There are no shortcuts in the process of attaining Dark Sky Reserve status. We need to get communities, businesses, County and local councils, and the Lake District National Park Authority committed to delivering a light management plan that ensures the Lake District skies stay dark at their current levels or even darker. We also need enthusiastic volunteers to become Dark Sky Ambassadors to help with activities that enable more people to engage with Dark Skies. This includes taking Sky Quality Meter Readings and astrophotographic proof of the quality of our dark skies.

Pictured: Mars and Milky Way over Tarn Hows by Pete Collins

There is lots of activity already underway in the Lake District with respect to dark skies. There are several Dark Sky Discovery sites in the National Park: Ennerdale, Wasdale and Allan Bank. Regular stargazing programmes are provided at Grizedale Forest and Low Gillerthwaite Field Centre. There are four active astronomical societies in Cumbria alone. And there has probably never been a more exciting time to engage with the stars. Our understanding of the planets in our solar system, and the galaxies beyond, is continually increasing thanks to the steady stream of data and images gathered from the multitude of space craft currently in orbit today.
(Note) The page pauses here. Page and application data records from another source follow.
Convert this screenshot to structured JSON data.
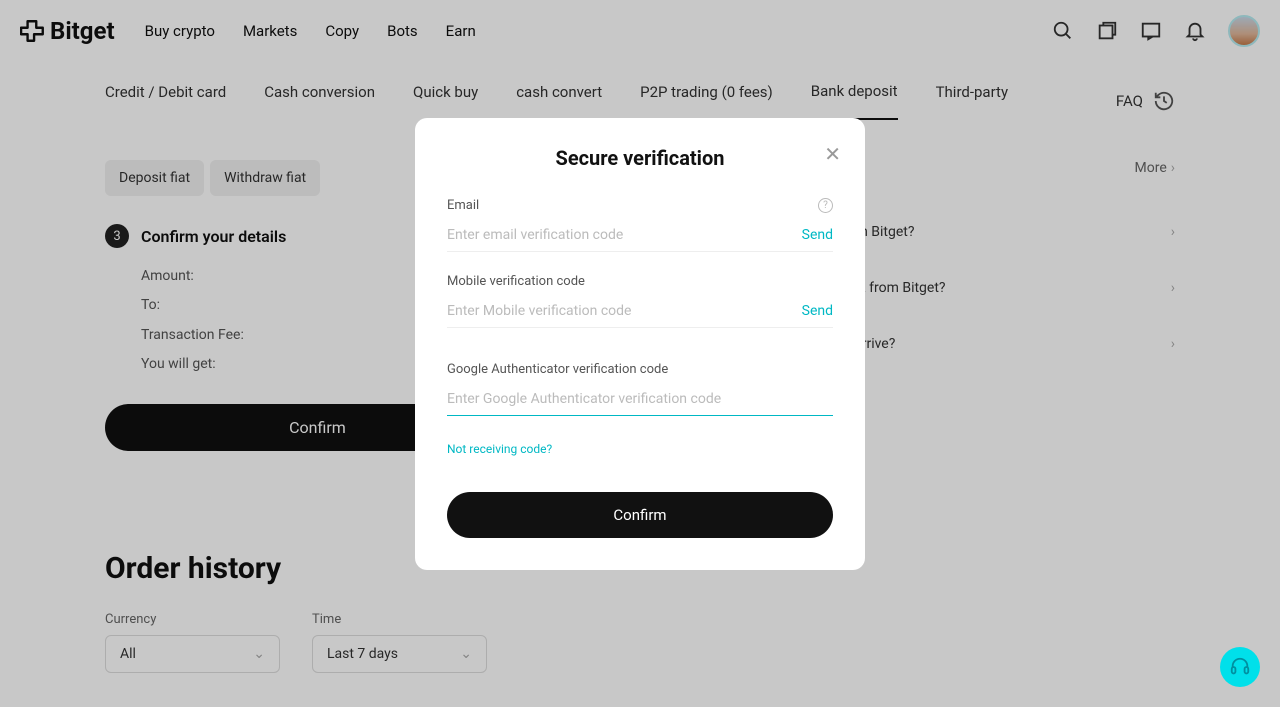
{
  "header": {
    "logo": "Bitget",
    "nav": {
      "buy": "Buy crypto",
      "markets": "Markets",
      "copy": "Copy",
      "bots": "Bots",
      "earn": "Earn"
    }
  },
  "subtabs": {
    "credit": "Credit / Debit card",
    "cash_conv": "Cash conversion",
    "quick_buy": "Quick buy",
    "cash_convert": "cash convert",
    "p2p": "P2P trading (0 fees)",
    "bank": "Bank deposit",
    "third": "Third-party",
    "faq": "FAQ"
  },
  "chips": {
    "deposit": "Deposit fiat",
    "withdraw": "Withdraw fiat"
  },
  "step": {
    "num": "3",
    "title": "Confirm your details"
  },
  "details": {
    "amount": "Amount:",
    "to": "To:",
    "fee": "Transaction Fee:",
    "get": "You will get:"
  },
  "confirm_label": "Confirm",
  "right": {
    "more": "More",
    "faq1_suffix": "R on Bitget?",
    "faq2_suffix": "EUR from Bitget?",
    "faq3_suffix": "ls arrive?"
  },
  "order_history": {
    "title": "Order history",
    "currency_label": "Currency",
    "currency_value": "All",
    "time_label": "Time",
    "time_value": "Last 7 days"
  },
  "modal": {
    "title": "Secure verification",
    "email_label": "Email",
    "email_placeholder": "Enter email verification code",
    "email_send": "Send",
    "mobile_label": "Mobile verification code",
    "mobile_placeholder": "Enter Mobile verification code",
    "mobile_send": "Send",
    "ga_label": "Google Authenticator verification code",
    "ga_placeholder": "Enter Google Authenticator verification code",
    "not_receiving": "Not receiving code?",
    "confirm": "Confirm"
  },
  "colors": {
    "accent": "#00b8c4"
  }
}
During winter 2019, we will be taking the Dark Sky Roadshow out to local communities, groups, and parish councils to talk about why our dark skies are worth preserving and about how we can approach our use of outdoor lighting in a sensible sustainable way. The Dark Sky movement is not about eradicating night lighting. We still need to provide a safe environment for our night time activities. But not all lighting is used effectively. For example, if unshielded lighting is producing glare, lighting becomes a nuisance or even a hazard. An important part of our work is to engage communities on how we can improve our outdoor lighting choices through better design, installation and sensible illumination duration. It also has significant potential towards reducing our carbon footprint and to be cost-saving. 

We are keen to collaborate with a range of organisations including arts bodies, community groups and tourism businesses to enable different sectors to benefit from and celebrate our dark skies.

If ever there was a candidate for World Heritage Status it is surely a dark sky featuring our Milky Way galaxy; shared, celebrated and accessible by everyone.

For more information about the Dark Sky Roadshow, please contact Johanna Korndorfer, Dark Skies Project Officer at [email protected]

For more information on our Dark Skies project, visit